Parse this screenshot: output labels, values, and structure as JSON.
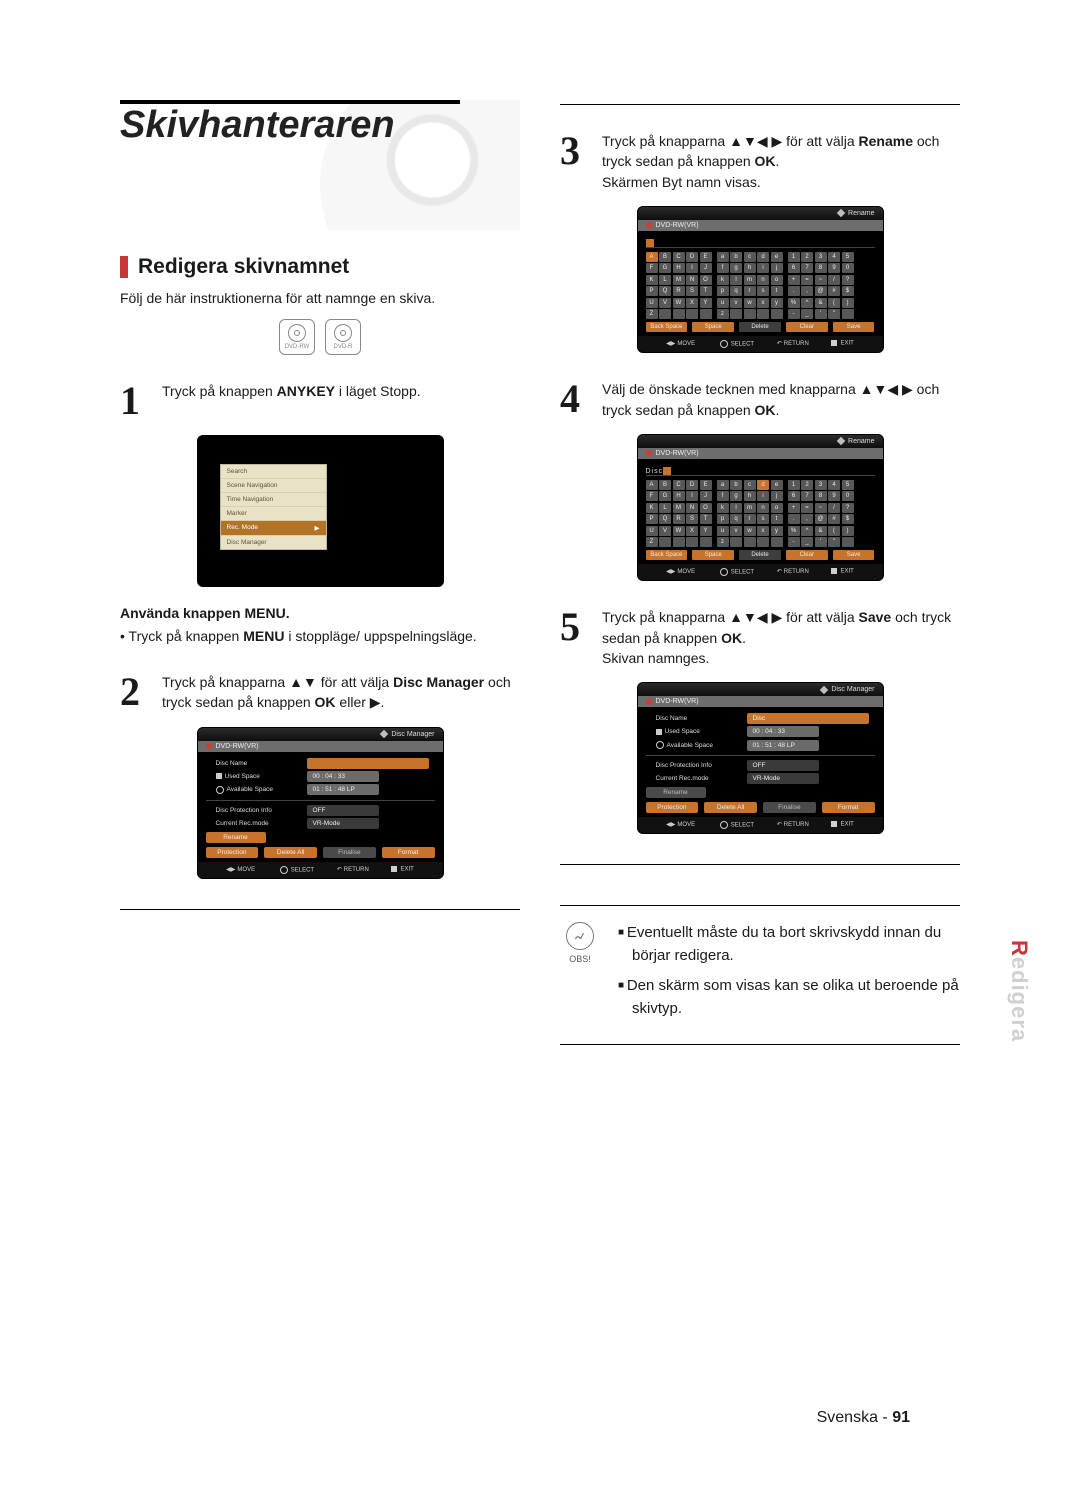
{
  "chapter_title": "Skivhanteraren",
  "section_title": "Redigera skivnamnet",
  "intro": "Följ de här instruktionerna för att namnge en skiva.",
  "badges": [
    "DVD-RW",
    "DVD-R"
  ],
  "side_tab_highlight": "R",
  "side_tab_rest": "edigera",
  "steps": {
    "s1": {
      "n": "1",
      "text_a": "Tryck på knappen ",
      "bold_a": "ANYKEY",
      "text_b": " i läget Stopp."
    },
    "s2": {
      "n": "2",
      "text_a": "Tryck på knapparna ",
      "arrows": "▲▼",
      "text_b": " för att välja ",
      "bold_a": "Disc Manager",
      "text_c": " och tryck sedan på knappen ",
      "bold_b": "OK",
      "text_d": " eller ",
      "tail": "▶."
    },
    "s3": {
      "n": "3",
      "text_a": "Tryck på knapparna ",
      "arrows": "▲▼◀ ▶",
      "text_b": " för att välja ",
      "bold_a": "Rename",
      "text_c": " och tryck sedan på knappen ",
      "bold_b": "OK",
      "text_d": ".",
      "line2": "Skärmen Byt namn visas."
    },
    "s4": {
      "n": "4",
      "text_a": "Välj de önskade tecknen med knapparna ",
      "arrows": "▲▼◀ ▶",
      "text_b": " och tryck sedan på knappen ",
      "bold_a": "OK",
      "text_c": "."
    },
    "s5": {
      "n": "5",
      "text_a": "Tryck på knapparna ",
      "arrows": "▲▼◀ ▶",
      "text_b": " för att välja ",
      "bold_a": "Save",
      "text_c": " och tryck sedan på knappen ",
      "bold_b": "OK",
      "text_d": ".",
      "line2": "Skivan namnges."
    }
  },
  "menu_sub": {
    "title": "Använda knappen MENU.",
    "bullet_a": "Tryck på knappen ",
    "bold": "MENU",
    "bullet_b": " i stoppläge/ uppspelningsläge."
  },
  "anykey": {
    "items": [
      "Search",
      "Scene Navigation",
      "Time Navigation",
      "Marker",
      "Rec. Mode",
      "Disc Manager"
    ],
    "selected": "Rec. Mode"
  },
  "osd_common": {
    "sub_label": "DVD-RW(VR)",
    "foot_move": "MOVE",
    "foot_select": "SELECT",
    "foot_return": "RETURN",
    "foot_exit": "EXIT"
  },
  "disc_manager": {
    "title": "Disc Manager",
    "rows": {
      "disc_name": {
        "label": "Disc Name",
        "value": ""
      },
      "used": {
        "label": "Used Space",
        "value": "00 : 04 : 33"
      },
      "avail": {
        "label": "Available Space",
        "value": "01 : 51 : 48 LP"
      },
      "prot": {
        "label": "Disc Protection Info",
        "value": "OFF"
      },
      "mode": {
        "label": "Current Rec.mode",
        "value": "VR-Mode"
      }
    },
    "rename_btn": "Rename",
    "btns": [
      "Protection",
      "Delete All",
      "Finalise",
      "Format"
    ]
  },
  "disc_manager_after": {
    "disc_name_value": "Disc"
  },
  "rename": {
    "title": "Rename",
    "name_before": "",
    "name_after": "Disc",
    "upper": [
      "A",
      "B",
      "C",
      "D",
      "E",
      "F",
      "G",
      "H",
      "I",
      "J",
      "K",
      "L",
      "M",
      "N",
      "O",
      "P",
      "Q",
      "R",
      "S",
      "T",
      "U",
      "V",
      "W",
      "X",
      "Y",
      "Z",
      "",
      "",
      "",
      ""
    ],
    "lower": [
      "a",
      "b",
      "c",
      "d",
      "e",
      "f",
      "g",
      "h",
      "i",
      "j",
      "k",
      "l",
      "m",
      "n",
      "o",
      "p",
      "q",
      "r",
      "s",
      "t",
      "u",
      "v",
      "w",
      "x",
      "y",
      "z",
      "",
      "",
      "",
      ""
    ],
    "nums": [
      "1",
      "2",
      "3",
      "4",
      "5",
      "6",
      "7",
      "8",
      "9",
      "0",
      "+",
      "=",
      "~",
      "/",
      "?",
      ".",
      ",",
      "@",
      "#",
      "$",
      "%",
      "^",
      "&",
      "(",
      ")",
      "-",
      "_",
      "'",
      "\"",
      ""
    ],
    "sel_before": "A",
    "sel_after": "d",
    "controls": [
      "Back Space",
      "Space",
      "Delete",
      "Clear",
      "Save"
    ]
  },
  "note": {
    "label": "OBS!",
    "items": [
      "Eventuellt måste du ta bort skrivskydd innan du börjar redigera.",
      "Den skärm som visas kan se olika ut beroende på skivtyp."
    ]
  },
  "footer": {
    "lang": "Svenska",
    "sep": " - ",
    "page": "91"
  }
}
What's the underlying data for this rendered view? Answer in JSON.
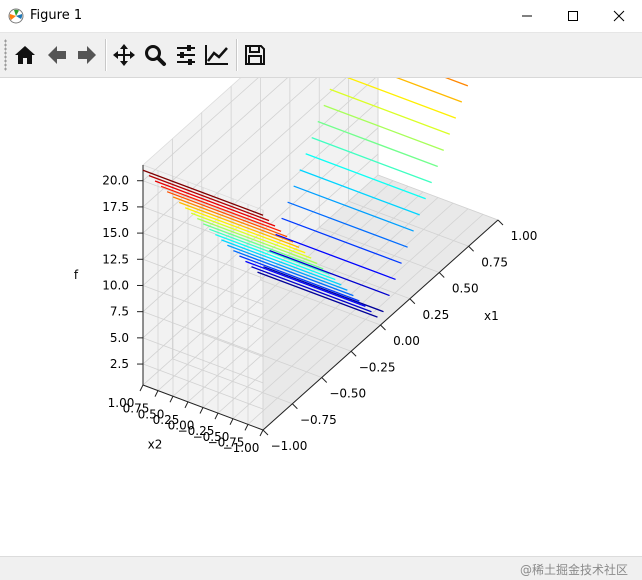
{
  "window": {
    "title": "Figure 1"
  },
  "toolbar": {
    "buttons": [
      {
        "name": "home-icon"
      },
      {
        "name": "back-icon"
      },
      {
        "name": "forward-icon"
      },
      {
        "name": "pan-icon"
      },
      {
        "name": "zoom-icon"
      },
      {
        "name": "configure-subplots-icon"
      },
      {
        "name": "edit-axis-icon"
      },
      {
        "name": "save-icon"
      }
    ]
  },
  "chart_data": {
    "type": "surface",
    "title": "",
    "xlabel": "x1",
    "ylabel": "x2",
    "zlabel": "f",
    "xlim": [
      -1.0,
      1.0
    ],
    "ylim": [
      -1.0,
      1.0
    ],
    "zlim": [
      0.5,
      21.5
    ],
    "colormap": "jet",
    "x_ticks": [
      "−1.00",
      "−0.75",
      "−0.50",
      "−0.25",
      "0.00",
      "0.25",
      "0.50",
      "0.75",
      "1.00"
    ],
    "y_ticks": [
      "1.00",
      "0.75",
      "0.50",
      "0.25",
      "0.00",
      "−0.25",
      "−0.50",
      "−0.75",
      "−1.00"
    ],
    "z_ticks": [
      "2.5",
      "5.0",
      "7.5",
      "10.0",
      "12.5",
      "15.0",
      "17.5",
      "20.0"
    ],
    "z_tick_values": [
      2.5,
      5.0,
      7.5,
      10.0,
      12.5,
      15.0,
      17.5,
      20.0
    ],
    "surface_min": 1.0,
    "surface_max": 21.0,
    "wireframe_lines": 40
  },
  "status": {
    "watermark": "@稀土掘金技术社区"
  },
  "colors": {
    "toolbar_bg": "#f0f0f0",
    "status_bg": "#f0f0f0",
    "pane_bg": "#f2f2f2"
  }
}
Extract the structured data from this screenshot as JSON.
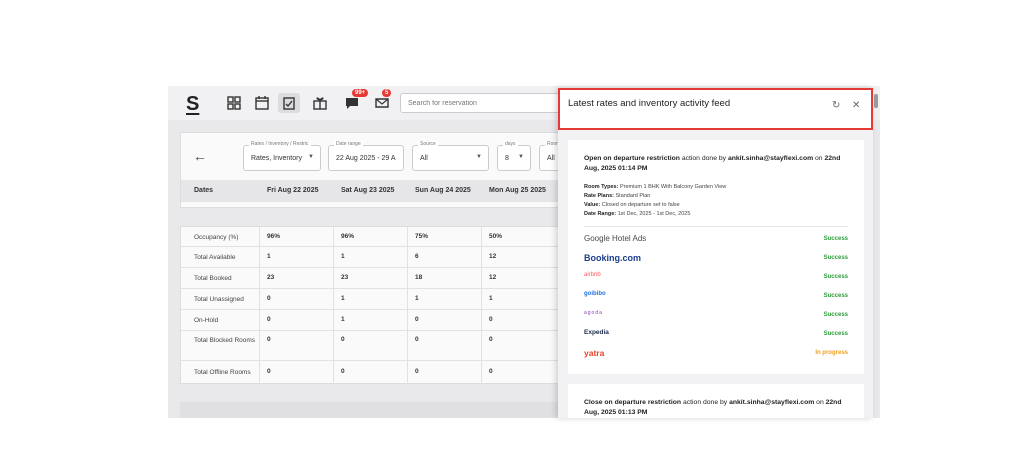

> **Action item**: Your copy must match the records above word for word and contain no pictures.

> **Task answer**:
Parse this screenshot: output labels, values, and structure as JSON.
{
  "chapter_title": "Skivhanteraren",
  "section_title": "Redigera skivnamnet",
  "intro": "Följ de här instruktionerna för att namnge en skiva.",
  "badges": [
    "DVD-RW",
    "DVD-R"
  ],
  "side_tab_highlight": "R",
  "side_tab_rest": "edigera",
  "steps": {
    "s1": {
      "n": "1",
      "text_a": "Tryck på knappen ",
      "bold_a": "ANYKEY",
      "text_b": " i läget Stopp."
    },
    "s2": {
      "n": "2",
      "text_a": "Tryck på knapparna ",
      "arrows": "▲▼",
      "text_b": " för att välja ",
      "bold_a": "Disc Manager",
      "text_c": " och tryck sedan på knappen ",
      "bold_b": "OK",
      "text_d": " eller ",
      "tail": "▶."
    },
    "s3": {
      "n": "3",
      "text_a": "Tryck på knapparna ",
      "arrows": "▲▼◀ ▶",
      "text_b": " för att välja ",
      "bold_a": "Rename",
      "text_c": " och tryck sedan på knappen ",
      "bold_b": "OK",
      "text_d": ".",
      "line2": "Skärmen Byt namn visas."
    },
    "s4": {
      "n": "4",
      "text_a": "Välj de önskade tecknen med knapparna ",
      "arrows": "▲▼◀ ▶",
      "text_b": " och tryck sedan på knappen ",
      "bold_a": "OK",
      "text_c": "."
    },
    "s5": {
      "n": "5",
      "text_a": "Tryck på knapparna ",
      "arrows": "▲▼◀ ▶",
      "text_b": " för att välja ",
      "bold_a": "Save",
      "text_c": " och tryck sedan på knappen ",
      "bold_b": "OK",
      "text_d": ".",
      "line2": "Skivan namnges."
    }
  },
  "menu_sub": {
    "title": "Använda knappen MENU.",
    "bullet_a": "Tryck på knappen ",
    "bold": "MENU",
    "bullet_b": " i stoppläge/ uppspelningsläge."
  },
  "anykey": {
    "items": [
      "Search",
      "Scene Navigation",
      "Time Navigation",
      "Marker",
      "Rec. Mode",
      "Disc Manager"
    ],
    "selected": "Rec. Mode"
  },
  "osd_common": {
    "sub_label": "DVD-RW(VR)",
    "foot_move": "MOVE",
    "foot_select": "SELECT",
    "foot_return": "RETURN",
    "foot_exit": "EXIT"
  },
  "disc_manager": {
    "title": "Disc Manager",
    "rows": {
      "disc_name": {
        "label": "Disc Name",
        "value": ""
      },
      "used": {
        "label": "Used Space",
        "value": "00 : 04 : 33"
      },
      "avail": {
        "label": "Available Space",
        "value": "01 : 51 : 48 LP"
      },
      "prot": {
        "label": "Disc Protection Info",
        "value": "OFF"
      },
      "mode": {
        "label": "Current Rec.mode",
        "value": "VR-Mode"
      }
    },
    "rename_btn": "Rename",
    "btns": [
      "Protection",
      "Delete All",
      "Finalise",
      "Format"
    ]
  },
  "disc_manager_after": {
    "disc_name_value": "Disc"
  },
  "rename": {
    "title": "Rename",
    "name_before": "",
    "name_after": "Disc",
    "upper": [
      "A",
      "B",
      "C",
      "D",
      "E",
      "F",
      "G",
      "H",
      "I",
      "J",
      "K",
      "L",
      "M",
      "N",
      "O",
      "P",
      "Q",
      "R",
      "S",
      "T",
      "U",
      "V",
      "W",
      "X",
      "Y",
      "Z",
      "",
      "",
      "",
      ""
    ],
    "lower": [
      "a",
      "b",
      "c",
      "d",
      "e",
      "f",
      "g",
      "h",
      "i",
      "j",
      "k",
      "l",
      "m",
      "n",
      "o",
      "p",
      "q",
      "r",
      "s",
      "t",
      "u",
      "v",
      "w",
      "x",
      "y",
      "z",
      "",
      "",
      "",
      ""
    ],
    "nums": [
      "1",
      "2",
      "3",
      "4",
      "5",
      "6",
      "7",
      "8",
      "9",
      "0",
      "+",
      "=",
      "~",
      "/",
      "?",
      ".",
      ",",
      "@",
      "#",
      "$",
      "%",
      "^",
      "&",
      "(",
      ")",
      "-",
      "_",
      "'",
      "\"",
      ""
    ],
    "sel_before": "A",
    "sel_after": "d",
    "controls": [
      "Back Space",
      "Space",
      "Delete",
      "Clear",
      "Save"
    ]
  },
  "note": {
    "label": "OBS!",
    "items": [
      "Eventuellt måste du ta bort skrivskydd innan du börjar redigera.",
      "Den skärm som visas kan se olika ut beroende på skivtyp."
    ]
  },
  "footer": {
    "lang": "Svenska",
    "sep": " - ",
    "page": "91"
  }
}
What's the underlying data for this rendered view? Answer in JSON.
{
  "window": {
    "title": "Figure 1"
  },
  "toolbar": {
    "buttons": [
      {
        "name": "home-icon"
      },
      {
        "name": "back-icon"
      },
      {
        "name": "forward-icon"
      },
      {
        "name": "pan-icon"
      },
      {
        "name": "zoom-icon"
      },
      {
        "name": "configure-subplots-icon"
      },
      {
        "name": "edit-axis-icon"
      },
      {
        "name": "save-icon"
      }
    ]
  },
  "chart_data": {
    "type": "surface",
    "title": "",
    "xlabel": "x1",
    "ylabel": "x2",
    "zlabel": "f",
    "xlim": [
      -1.0,
      1.0
    ],
    "ylim": [
      -1.0,
      1.0
    ],
    "zlim": [
      0.5,
      21.5
    ],
    "colormap": "jet",
    "x_ticks": [
      "−1.00",
      "−0.75",
      "−0.50",
      "−0.25",
      "0.00",
      "0.25",
      "0.50",
      "0.75",
      "1.00"
    ],
    "y_ticks": [
      "1.00",
      "0.75",
      "0.50",
      "0.25",
      "0.00",
      "−0.25",
      "−0.50",
      "−0.75",
      "−1.00"
    ],
    "z_ticks": [
      "2.5",
      "5.0",
      "7.5",
      "10.0",
      "12.5",
      "15.0",
      "17.5",
      "20.0"
    ],
    "z_tick_values": [
      2.5,
      5.0,
      7.5,
      10.0,
      12.5,
      15.0,
      17.5,
      20.0
    ],
    "surface_min": 1.0,
    "surface_max": 21.0,
    "wireframe_lines": 40
  },
  "status": {
    "watermark": "@稀土掘金技术社区"
  },
  "colors": {
    "toolbar_bg": "#f0f0f0",
    "status_bg": "#f0f0f0",
    "pane_bg": "#f2f2f2"
  }
}
Extract the structured data from this screenshot as JSON.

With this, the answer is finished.